> [TRY IT] The output has to be the full set of records, reproduced exactly, minus any picture.

> [INPUT RECORDS]
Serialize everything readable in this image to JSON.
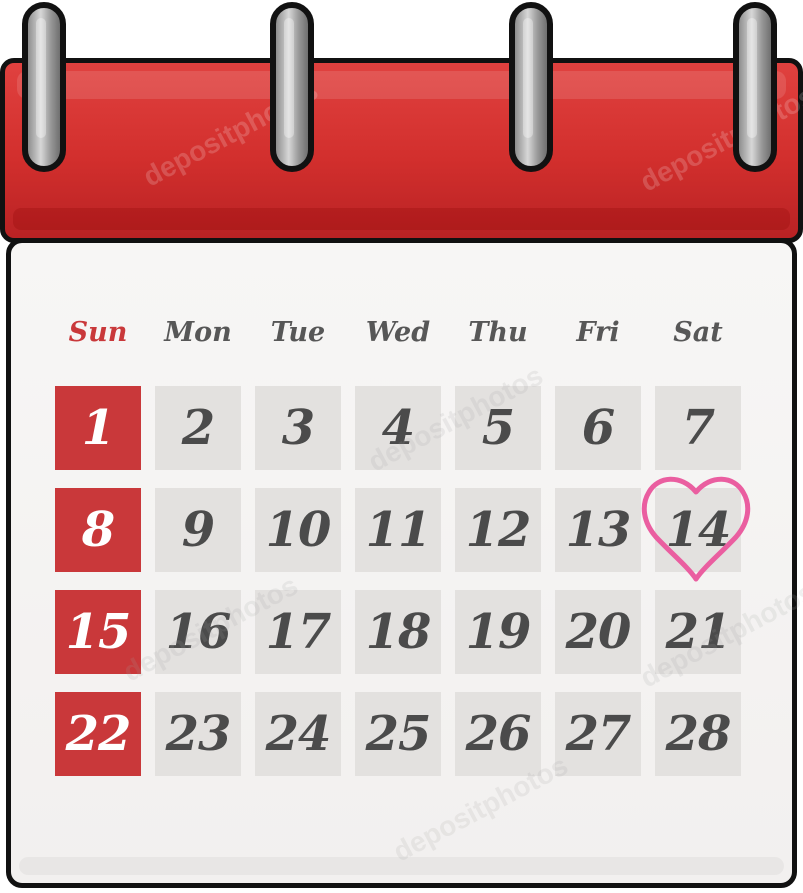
{
  "calendar": {
    "weekdays": [
      "Sun",
      "Mon",
      "Tue",
      "Wed",
      "Thu",
      "Fri",
      "Sat"
    ],
    "weeks": [
      [
        "1",
        "2",
        "3",
        "4",
        "5",
        "6",
        "7"
      ],
      [
        "8",
        "9",
        "10",
        "11",
        "12",
        "13",
        "14"
      ],
      [
        "15",
        "16",
        "17",
        "18",
        "19",
        "20",
        "21"
      ],
      [
        "22",
        "23",
        "24",
        "25",
        "26",
        "27",
        "28"
      ]
    ],
    "highlighted_day": "14",
    "marker": "heart-icon"
  },
  "watermark": {
    "text": "depositphotos"
  },
  "colors": {
    "header_red": "#d22f2d",
    "sunday_red": "#c9383a",
    "page_bg": "#f2f0ef",
    "cell_gray": "#e3e1df",
    "number_gray": "#4b4b4b",
    "weekday_gray": "#575757",
    "heart_pink": "#ea5ea0",
    "ring_gray": "#b8b8b8",
    "outline": "#111111"
  }
}
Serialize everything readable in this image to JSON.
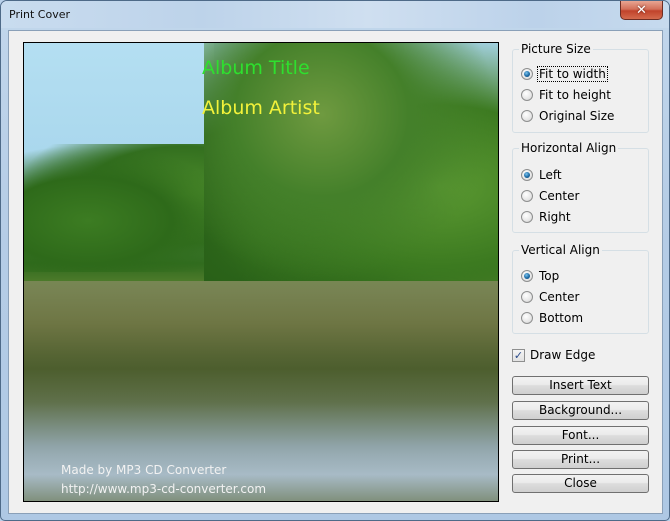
{
  "window": {
    "title": "Print Cover",
    "close_glyph": "✕"
  },
  "preview": {
    "album_title": "Album Title",
    "album_artist": "Album Artist",
    "credit_line_1": "Made by MP3 CD Converter",
    "credit_line_2": "http://www.mp3-cd-converter.com",
    "colors": {
      "album_title": "#2ee02e",
      "album_artist": "#f2f23a",
      "credit": "#f2f2f2"
    }
  },
  "picture_size": {
    "label": "Picture Size",
    "options": [
      {
        "label": "Fit to width",
        "checked": true
      },
      {
        "label": "Fit to height",
        "checked": false
      },
      {
        "label": "Original Size",
        "checked": false
      }
    ]
  },
  "horizontal_align": {
    "label": "Horizontal Align",
    "options": [
      {
        "label": "Left",
        "checked": true
      },
      {
        "label": "Center",
        "checked": false
      },
      {
        "label": "Right",
        "checked": false
      }
    ]
  },
  "vertical_align": {
    "label": "Vertical Align",
    "options": [
      {
        "label": "Top",
        "checked": true
      },
      {
        "label": "Center",
        "checked": false
      },
      {
        "label": "Bottom",
        "checked": false
      }
    ]
  },
  "draw_edge": {
    "label": "Draw Edge",
    "checked": true,
    "check_glyph": "✓"
  },
  "buttons": {
    "insert_text": "Insert Text",
    "background": "Background...",
    "font": "Font...",
    "print": "Print...",
    "close": "Close"
  }
}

> [ANSWER TO THE EXERCISE]
Serialize everything readable in this image to JSON.
{
  "calendar": {
    "weekdays": [
      "Sun",
      "Mon",
      "Tue",
      "Wed",
      "Thu",
      "Fri",
      "Sat"
    ],
    "weeks": [
      [
        "1",
        "2",
        "3",
        "4",
        "5",
        "6",
        "7"
      ],
      [
        "8",
        "9",
        "10",
        "11",
        "12",
        "13",
        "14"
      ],
      [
        "15",
        "16",
        "17",
        "18",
        "19",
        "20",
        "21"
      ],
      [
        "22",
        "23",
        "24",
        "25",
        "26",
        "27",
        "28"
      ]
    ],
    "highlighted_day": "14",
    "marker": "heart-icon"
  },
  "watermark": {
    "text": "depositphotos"
  },
  "colors": {
    "header_red": "#d22f2d",
    "sunday_red": "#c9383a",
    "page_bg": "#f2f0ef",
    "cell_gray": "#e3e1df",
    "number_gray": "#4b4b4b",
    "weekday_gray": "#575757",
    "heart_pink": "#ea5ea0",
    "ring_gray": "#b8b8b8",
    "outline": "#111111"
  }
}
Serialize everything readable in this image to JSON.
{
  "window": {
    "title": "Print Cover",
    "close_glyph": "✕"
  },
  "preview": {
    "album_title": "Album Title",
    "album_artist": "Album Artist",
    "credit_line_1": "Made by MP3 CD Converter",
    "credit_line_2": "http://www.mp3-cd-converter.com",
    "colors": {
      "album_title": "#2ee02e",
      "album_artist": "#f2f23a",
      "credit": "#f2f2f2"
    }
  },
  "picture_size": {
    "label": "Picture Size",
    "options": [
      {
        "label": "Fit to width",
        "checked": true
      },
      {
        "label": "Fit to height",
        "checked": false
      },
      {
        "label": "Original Size",
        "checked": false
      }
    ]
  },
  "horizontal_align": {
    "label": "Horizontal Align",
    "options": [
      {
        "label": "Left",
        "checked": true
      },
      {
        "label": "Center",
        "checked": false
      },
      {
        "label": "Right",
        "checked": false
      }
    ]
  },
  "vertical_align": {
    "label": "Vertical Align",
    "options": [
      {
        "label": "Top",
        "checked": true
      },
      {
        "label": "Center",
        "checked": false
      },
      {
        "label": "Bottom",
        "checked": false
      }
    ]
  },
  "draw_edge": {
    "label": "Draw Edge",
    "checked": true,
    "check_glyph": "✓"
  },
  "buttons": {
    "insert_text": "Insert Text",
    "background": "Background...",
    "font": "Font...",
    "print": "Print...",
    "close": "Close"
  }
}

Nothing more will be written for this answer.